You know that feeling when you know that something is destined to happen? That happened  when I saw the thick binder of origami figures sitting on the shelf, waiting for me to take it. In my eyes, origami was going to be the hobby to end all hobbies. Origami was the one craft that I was going to do for the rest of my life.

Spoiler alert: it didn’t last for the rest of my life. I kept up folding for a solid 4 months before I moved on to the next activity. I would occasionally pick up the book on off days from school, telling myself that maybe I would start folding again. My folding inspiration would last a day, then I would re-shelve the book and leave it there for another month or two.

It was only in high school that I began to fold again. This time around, I focused on one figure: the paper crane. Ironically, paper cranes were one of the figures I hated most because of a confusing intermediate step. It took me years of frustration and then one day, it just clicked. After that, folding the crane was a breeze.

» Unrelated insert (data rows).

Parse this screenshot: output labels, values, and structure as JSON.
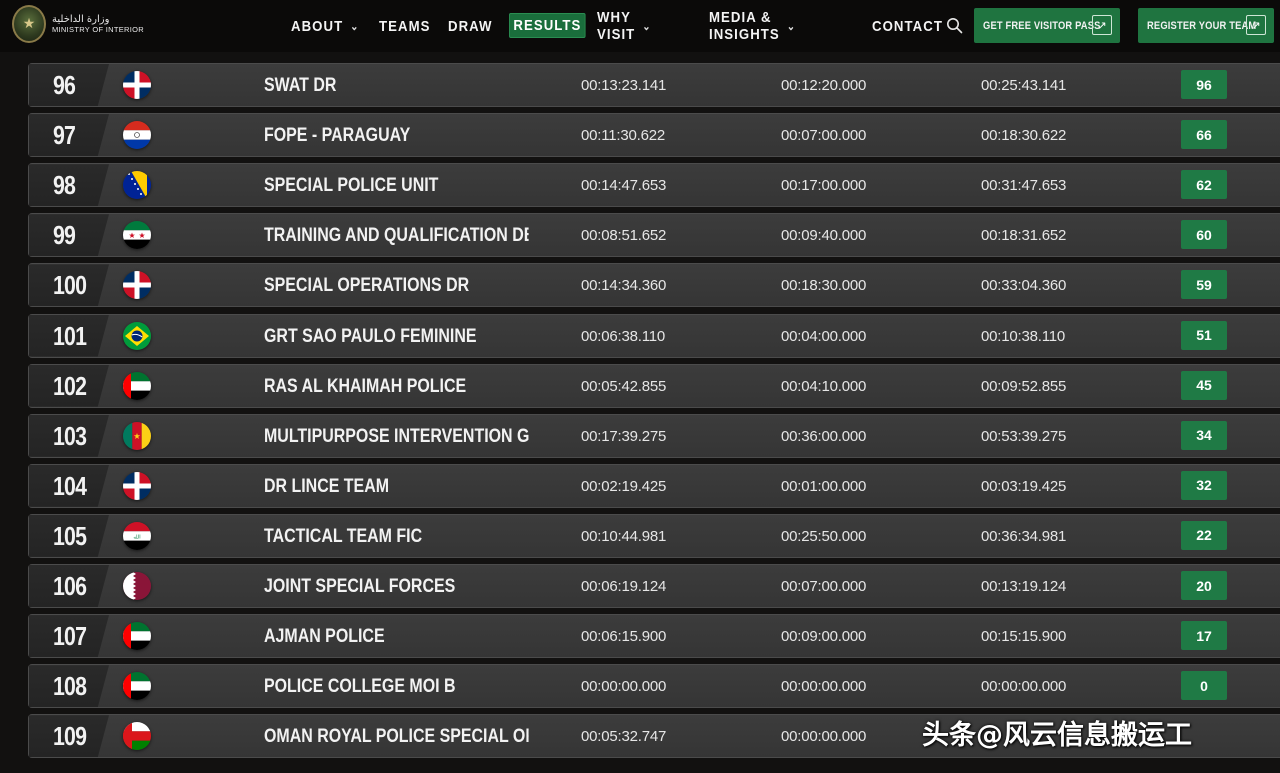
{
  "header": {
    "logo_arabic": "وزارة الداخلية",
    "logo_english": "MINISTRY OF INTERIOR",
    "menu": [
      {
        "label": "ABOUT",
        "has_dropdown": true
      },
      {
        "label": "TEAMS",
        "has_dropdown": false
      },
      {
        "label": "DRAW",
        "has_dropdown": false
      },
      {
        "label": "RESULTS",
        "has_dropdown": false,
        "active": true
      },
      {
        "label": "WHY VISIT",
        "has_dropdown": true
      },
      {
        "label": "MEDIA & INSIGHTS",
        "has_dropdown": true
      },
      {
        "label": "CONTACT",
        "has_dropdown": false
      }
    ],
    "search_icon": "search-icon",
    "cta_visitor": "GET FREE VISITOR PASS",
    "cta_register": "REGISTER YOUR TEAM",
    "accent_color": "#1f7440"
  },
  "results": {
    "rows": [
      {
        "rank": "96",
        "flag": "dominican-republic",
        "team": "SWAT DR",
        "time1": "00:13:23.141",
        "time2": "00:12:20.000",
        "time3": "00:25:43.141",
        "score": "96"
      },
      {
        "rank": "97",
        "flag": "paraguay",
        "team": "FOPE - PARAGUAY",
        "time1": "00:11:30.622",
        "time2": "00:07:00.000",
        "time3": "00:18:30.622",
        "score": "66"
      },
      {
        "rank": "98",
        "flag": "bosnia",
        "team": "SPECIAL POLICE UNIT",
        "time1": "00:14:47.653",
        "time2": "00:17:00.000",
        "time3": "00:31:47.653",
        "score": "62"
      },
      {
        "rank": "99",
        "flag": "syria",
        "team": "TRAINING AND QUALIFICATION DEPARTMENT -...",
        "time1": "00:08:51.652",
        "time2": "00:09:40.000",
        "time3": "00:18:31.652",
        "score": "60"
      },
      {
        "rank": "100",
        "flag": "dominican-republic",
        "team": "SPECIAL OPERATIONS DR",
        "time1": "00:14:34.360",
        "time2": "00:18:30.000",
        "time3": "00:33:04.360",
        "score": "59"
      },
      {
        "rank": "101",
        "flag": "brazil",
        "team": "GRT SAO PAULO FEMININE",
        "time1": "00:06:38.110",
        "time2": "00:04:00.000",
        "time3": "00:10:38.110",
        "score": "51"
      },
      {
        "rank": "102",
        "flag": "uae",
        "team": "RAS AL KHAIMAH POLICE",
        "time1": "00:05:42.855",
        "time2": "00:04:10.000",
        "time3": "00:09:52.855",
        "score": "45"
      },
      {
        "rank": "103",
        "flag": "cameroon",
        "team": "MULTIPURPOSE INTERVENTION GROUP OF THE...",
        "time1": "00:17:39.275",
        "time2": "00:36:00.000",
        "time3": "00:53:39.275",
        "score": "34"
      },
      {
        "rank": "104",
        "flag": "dominican-republic",
        "team": "DR LINCE TEAM",
        "time1": "00:02:19.425",
        "time2": "00:01:00.000",
        "time3": "00:03:19.425",
        "score": "32"
      },
      {
        "rank": "105",
        "flag": "iraq",
        "team": "TACTICAL TEAM FIC",
        "time1": "00:10:44.981",
        "time2": "00:25:50.000",
        "time3": "00:36:34.981",
        "score": "22"
      },
      {
        "rank": "106",
        "flag": "qatar",
        "team": "JOINT SPECIAL FORCES",
        "time1": "00:06:19.124",
        "time2": "00:07:00.000",
        "time3": "00:13:19.124",
        "score": "20"
      },
      {
        "rank": "107",
        "flag": "uae",
        "team": "AJMAN POLICE",
        "time1": "00:06:15.900",
        "time2": "00:09:00.000",
        "time3": "00:15:15.900",
        "score": "17"
      },
      {
        "rank": "108",
        "flag": "uae",
        "team": "POLICE COLLEGE MOI B",
        "time1": "00:00:00.000",
        "time2": "00:00:00.000",
        "time3": "00:00:00.000",
        "score": "0"
      },
      {
        "rank": "109",
        "flag": "oman",
        "team": "OMAN ROYAL POLICE SPECIAL OPERATIONS TEA...",
        "time1": "00:05:32.747",
        "time2": "00:00:00.000",
        "time3": "",
        "score": ""
      }
    ],
    "score_color": "#1f7a45"
  },
  "watermark": "头条@风云信息搬运工"
}
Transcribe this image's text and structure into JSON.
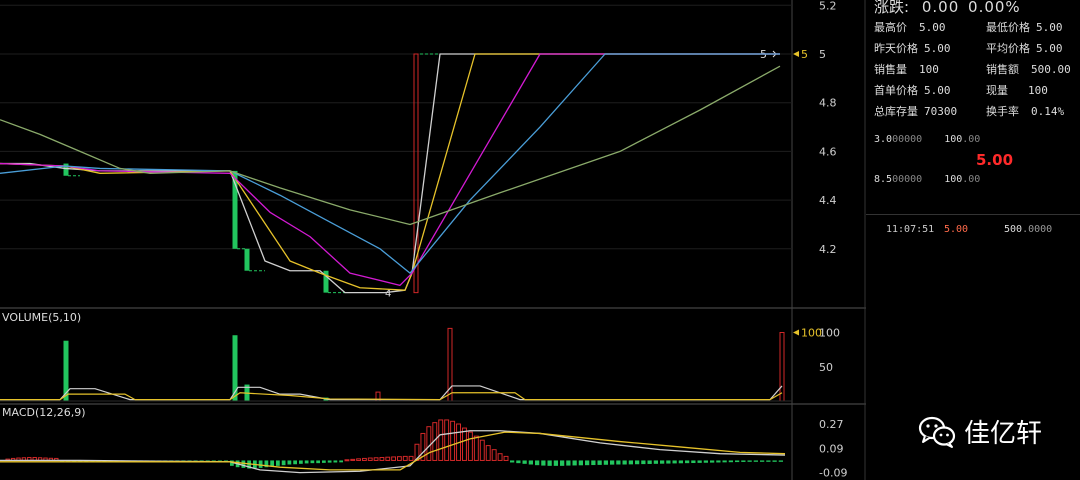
{
  "header": {
    "change_label": "涨跌:",
    "change_value": "0.00",
    "change_pct": "0.00%"
  },
  "stats": [
    {
      "label": "最高价",
      "value": "5.00"
    },
    {
      "label": "最低价格",
      "value": "5.00"
    },
    {
      "label": "昨天价格",
      "value": "5.00"
    },
    {
      "label": "平均价格",
      "value": "5.00"
    },
    {
      "label": "销售量",
      "value": "100"
    },
    {
      "label": "销售额",
      "value": "500.00"
    },
    {
      "label": "首单价格",
      "value": "5.00"
    },
    {
      "label": "现量",
      "value": "100"
    },
    {
      "label": "总库存量",
      "value": "70300"
    },
    {
      "label": "换手率",
      "value": "0.14%"
    }
  ],
  "order_book": {
    "ask": {
      "price": "3.0",
      "price_tail": "00000",
      "qty": "100",
      "qty_tail": ".00"
    },
    "last_price": "5.00",
    "bid": {
      "price": "8.5",
      "price_tail": "00000",
      "qty": "100",
      "qty_tail": ".00"
    }
  },
  "trade": {
    "time": "11:07:51",
    "price": "5.00",
    "amount": "500",
    "amount_tail": ".0000"
  },
  "watermark": {
    "text": "佳亿轩"
  },
  "colors": {
    "up": "#d22828",
    "down": "#22c55e",
    "ma_white": "#d0d0d0",
    "ma_yellow": "#e6c22a",
    "ma_magenta": "#d21ad2",
    "ma_blue": "#4a9ed8",
    "ma_green": "#8aaa6a",
    "price_marker": "#e6c22a"
  },
  "chart_data": [
    {
      "type": "line",
      "panel": "price",
      "ylim": [
        4.0,
        5.2
      ],
      "y_ticks": [
        "5.2",
        "5",
        "4.8",
        "4.6",
        "4.4",
        "4.2"
      ],
      "current_marker": "5",
      "price_line_label": "5",
      "low_label": "4",
      "series": [
        {
          "color": "white",
          "points": [
            [
              0,
              4.55
            ],
            [
              30,
              4.55
            ],
            [
              65,
              4.53
            ],
            [
              100,
              4.52
            ],
            [
              230,
              4.52
            ],
            [
              265,
              4.15
            ],
            [
              290,
              4.11
            ],
            [
              320,
              4.11
            ],
            [
              345,
              4.02
            ],
            [
              385,
              4.02
            ],
            [
              405,
              4.03
            ],
            [
              412,
              4.1
            ],
            [
              440,
              5.0
            ],
            [
              780,
              5.0
            ]
          ]
        },
        {
          "color": "yellow",
          "points": [
            [
              0,
              4.55
            ],
            [
              65,
              4.54
            ],
            [
              100,
              4.51
            ],
            [
              230,
              4.52
            ],
            [
              290,
              4.15
            ],
            [
              320,
              4.1
            ],
            [
              360,
              4.04
            ],
            [
              405,
              4.03
            ],
            [
              412,
              4.1
            ],
            [
              475,
              5.0
            ],
            [
              780,
              5.0
            ]
          ]
        },
        {
          "color": "magenta",
          "points": [
            [
              0,
              4.55
            ],
            [
              65,
              4.54
            ],
            [
              100,
              4.52
            ],
            [
              230,
              4.51
            ],
            [
              270,
              4.35
            ],
            [
              310,
              4.25
            ],
            [
              350,
              4.1
            ],
            [
              400,
              4.05
            ],
            [
              412,
              4.1
            ],
            [
              540,
              5.0
            ],
            [
              780,
              5.0
            ]
          ]
        },
        {
          "color": "blue",
          "points": [
            [
              0,
              4.51
            ],
            [
              65,
              4.54
            ],
            [
              100,
              4.53
            ],
            [
              230,
              4.52
            ],
            [
              280,
              4.42
            ],
            [
              330,
              4.31
            ],
            [
              380,
              4.2
            ],
            [
              410,
              4.1
            ],
            [
              470,
              4.4
            ],
            [
              540,
              4.7
            ],
            [
              605,
              5.0
            ],
            [
              780,
              5.0
            ]
          ]
        },
        {
          "color": "green",
          "points": [
            [
              0,
              4.73
            ],
            [
              40,
              4.67
            ],
            [
              80,
              4.6
            ],
            [
              120,
              4.53
            ],
            [
              150,
              4.51
            ],
            [
              230,
              4.52
            ],
            [
              280,
              4.45
            ],
            [
              350,
              4.36
            ],
            [
              410,
              4.3
            ],
            [
              500,
              4.43
            ],
            [
              620,
              4.6
            ],
            [
              700,
              4.77
            ],
            [
              780,
              4.95
            ]
          ]
        }
      ],
      "bars": [
        {
          "x": 66,
          "y0": 4.55,
          "y1": 4.5,
          "color": "down"
        },
        {
          "x": 235,
          "y0": 4.52,
          "y1": 4.2,
          "color": "down"
        },
        {
          "x": 247,
          "y0": 4.2,
          "y1": 4.11,
          "color": "down"
        },
        {
          "x": 326,
          "y0": 4.11,
          "y1": 4.02,
          "color": "down"
        },
        {
          "x": 416,
          "y0": 4.02,
          "y1": 5.0,
          "color": "up"
        }
      ],
      "steps": [
        {
          "x0": 68,
          "x1": 80,
          "y": 4.5
        },
        {
          "x0": 237,
          "x1": 245,
          "y": 4.2
        },
        {
          "x0": 249,
          "x1": 265,
          "y": 4.11
        },
        {
          "x0": 328,
          "x1": 345,
          "y": 4.02
        },
        {
          "x0": 420,
          "x1": 440,
          "y": 5.0
        }
      ]
    },
    {
      "type": "bar",
      "panel": "volume",
      "title": "VOLUME(5,10)",
      "ylim": [
        0,
        115
      ],
      "y_ticks": [
        "100",
        "50"
      ],
      "current_marker": "100",
      "bars": [
        {
          "x": 66,
          "value": 88,
          "color": "down",
          "style": "solid"
        },
        {
          "x": 235,
          "value": 96,
          "color": "down",
          "style": "solid"
        },
        {
          "x": 247,
          "value": 24,
          "color": "down",
          "style": "solid"
        },
        {
          "x": 326,
          "value": 5,
          "color": "down",
          "style": "solid"
        },
        {
          "x": 378,
          "value": 13,
          "color": "up",
          "style": "hollow"
        },
        {
          "x": 450,
          "value": 106,
          "color": "up",
          "style": "hollow"
        },
        {
          "x": 782,
          "value": 100,
          "color": "up",
          "style": "hollow"
        }
      ],
      "series": [
        {
          "color": "white",
          "points": [
            [
              0,
              2
            ],
            [
              60,
              2
            ],
            [
              70,
              18
            ],
            [
              95,
              18
            ],
            [
              130,
              2
            ],
            [
              230,
              2
            ],
            [
              238,
              20
            ],
            [
              260,
              20
            ],
            [
              280,
              10
            ],
            [
              300,
              10
            ],
            [
              330,
              2
            ],
            [
              440,
              2
            ],
            [
              452,
              22
            ],
            [
              480,
              22
            ],
            [
              520,
              2
            ],
            [
              770,
              2
            ],
            [
              782,
              22
            ]
          ]
        },
        {
          "color": "yellow",
          "points": [
            [
              0,
              2
            ],
            [
              60,
              2
            ],
            [
              68,
              10
            ],
            [
              125,
              10
            ],
            [
              135,
              2
            ],
            [
              230,
              2
            ],
            [
              240,
              12
            ],
            [
              290,
              8
            ],
            [
              330,
              3
            ],
            [
              440,
              2
            ],
            [
              452,
              12
            ],
            [
              515,
              12
            ],
            [
              525,
              2
            ],
            [
              770,
              2
            ],
            [
              782,
              12
            ]
          ]
        }
      ]
    },
    {
      "type": "bar",
      "panel": "macd",
      "title": "MACD(12,26,9)",
      "ylim": [
        -0.11,
        0.33
      ],
      "y_ticks": [
        "0.27",
        "0.09",
        "-0.09"
      ],
      "histogram_bar_count": 130,
      "histogram": [
        {
          "x0": 6,
          "x1": 60,
          "values": [
            0.01,
            0.015,
            0.018,
            0.02,
            0.022,
            0.022,
            0.02,
            0.018,
            0.016,
            0.015
          ]
        },
        {
          "x0": 60,
          "x1": 230,
          "values": [
            -0.01,
            -0.012,
            -0.014,
            -0.014,
            -0.013,
            -0.012,
            -0.012,
            -0.011,
            -0.011,
            -0.01,
            -0.01,
            -0.01,
            -0.01,
            -0.009,
            -0.009,
            -0.008,
            -0.008,
            -0.007,
            -0.006,
            -0.005,
            -0.004,
            -0.003,
            -0.003,
            -0.002,
            -0.002,
            -0.002,
            -0.001,
            -0.001
          ]
        },
        {
          "x0": 230,
          "x1": 345,
          "values": [
            -0.04,
            -0.05,
            -0.055,
            -0.06,
            -0.058,
            -0.055,
            -0.05,
            -0.045,
            -0.04,
            -0.035,
            -0.03,
            -0.028,
            -0.025,
            -0.022,
            -0.02,
            -0.02,
            -0.018,
            -0.016,
            -0.015,
            -0.014
          ]
        },
        {
          "x0": 345,
          "x1": 415,
          "values": [
            0.005,
            0.008,
            0.012,
            0.015,
            0.018,
            0.02,
            0.022,
            0.024,
            0.026,
            0.028,
            0.03,
            0.03
          ]
        },
        {
          "x0": 415,
          "x1": 510,
          "values": [
            0.12,
            0.2,
            0.25,
            0.28,
            0.3,
            0.3,
            0.29,
            0.27,
            0.24,
            0.21,
            0.18,
            0.15,
            0.11,
            0.08,
            0.05,
            0.03
          ]
        },
        {
          "x0": 510,
          "x1": 785,
          "values": [
            -0.015,
            -0.02,
            -0.025,
            -0.03,
            -0.035,
            -0.038,
            -0.04,
            -0.04,
            -0.04,
            -0.038,
            -0.037,
            -0.036,
            -0.035,
            -0.034,
            -0.033,
            -0.032,
            -0.031,
            -0.03,
            -0.03,
            -0.029,
            -0.028,
            -0.027,
            -0.026,
            -0.025,
            -0.024,
            -0.023,
            -0.022,
            -0.021,
            -0.02,
            -0.019,
            -0.018,
            -0.017,
            -0.016,
            -0.015,
            -0.014,
            -0.013,
            -0.012,
            -0.011,
            -0.01,
            -0.01,
            -0.01,
            -0.01,
            -0.01,
            -0.01
          ]
        }
      ],
      "series": [
        {
          "color": "white",
          "points": [
            [
              0,
              0.0
            ],
            [
              80,
              0.0
            ],
            [
              230,
              -0.01
            ],
            [
              260,
              -0.07
            ],
            [
              300,
              -0.09
            ],
            [
              360,
              -0.08
            ],
            [
              410,
              -0.04
            ],
            [
              440,
              0.19
            ],
            [
              470,
              0.22
            ],
            [
              500,
              0.22
            ],
            [
              540,
              0.2
            ],
            [
              600,
              0.13
            ],
            [
              660,
              0.08
            ],
            [
              720,
              0.05
            ],
            [
              785,
              0.04
            ]
          ]
        },
        {
          "color": "yellow",
          "points": [
            [
              0,
              -0.01
            ],
            [
              80,
              -0.01
            ],
            [
              230,
              -0.01
            ],
            [
              280,
              -0.05
            ],
            [
              330,
              -0.07
            ],
            [
              400,
              -0.07
            ],
            [
              430,
              0.06
            ],
            [
              470,
              0.16
            ],
            [
              505,
              0.21
            ],
            [
              540,
              0.2
            ],
            [
              620,
              0.14
            ],
            [
              680,
              0.1
            ],
            [
              740,
              0.06
            ],
            [
              785,
              0.05
            ]
          ]
        }
      ]
    }
  ]
}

For me, paper cranes were a gift. They one: looked so peaceful, two: were easy to fold once I got the general routine down, and three: were something to do with my hands when anxiety struck. I would fold in class or at work-anytime I got bored.

I still fold today to ease tension and give my hands something to do. Paper folding hasn’t just given me a new hobby, it’s given me a new goal: fold 1000 paper cranes. There’s a legend that says that if you fold 1000 cranes, you can have a wish granted. I only have 50 so far but a start is a start.

Slipping into an Echo by Bronwyn Warnock




through the cracks, like water

nothing meant anything

happiness was handed to me

in late night hugs and movies

coming back, words were handed like daggers

stabbing deep

it all started from slipping away



no more slipping

coming back meant so much more

and you can’t slip when you’ve already fallen

those words don’t hurt anymore

they’re only an echo in my past









The Writing Anxiety of a Writing Intern by Ava Byrne

 I have something to confess…up until this year I had excruciatingly bad writing anxiety. I wish I could tell you why this started, but all I know is that it reared it’s ugly, sweat-inducing head the very beginning of my sophomore year. Writing essays, I felt like I was in a fog. I could focus sentence by sentence but I wasn’t able to see the full picture of my essay. I felt like I was writing blind and I’d panic because of that. I hated this feeling so much that my unhealthy coping mechanism of choice was avoidance.

I was so afraid to start essays that I would avoid them to the very last minute until I was forced to deal with them. Of course, this fear-induced procrastination coupled with the writing anxiety only made me more anxious. Let me tell you from first hand experience that trying to write an essay the night before it’s due with writing anxiety feels like you’re a flaming ball of panic racing off the side of a cliff into a pit of despair.  I finally decided it was time for a change after I ended up avoiding the very first essay of my junior year to the point of turning it in a month later. To help me get over my anxiety, I enlisted the help of my freshman year English teacher/mentor. I worked with her after school to create strategies to combat the anxiety and when I did have an essay, we broke the work into chunks so I could do a little bit of it at a time. I would come to her when I felt like I couldn’t start and she’d help me get over my initial fear until I wrote something.

Today, I’m over my anxiety. Even if I do start to feel that familiar hum of anxiety (which happens occasionally), I know I have the tools to handle it, and to help others handle it as well.

Adaptation by Fenner Dreyfuss-Wells

you have
stolen my breath,
you have broken in
to my lungs and
bagged it up.
gone before I could say
thank you.

crackling, they shatter.
ten million tiny pieces of
now it will be easy to tell if
he was a smoker.

but no matter,
my heart can
hold my breath.
my liver could, too, you know,
in a pinch.

i’ll get along just fine,
thank you.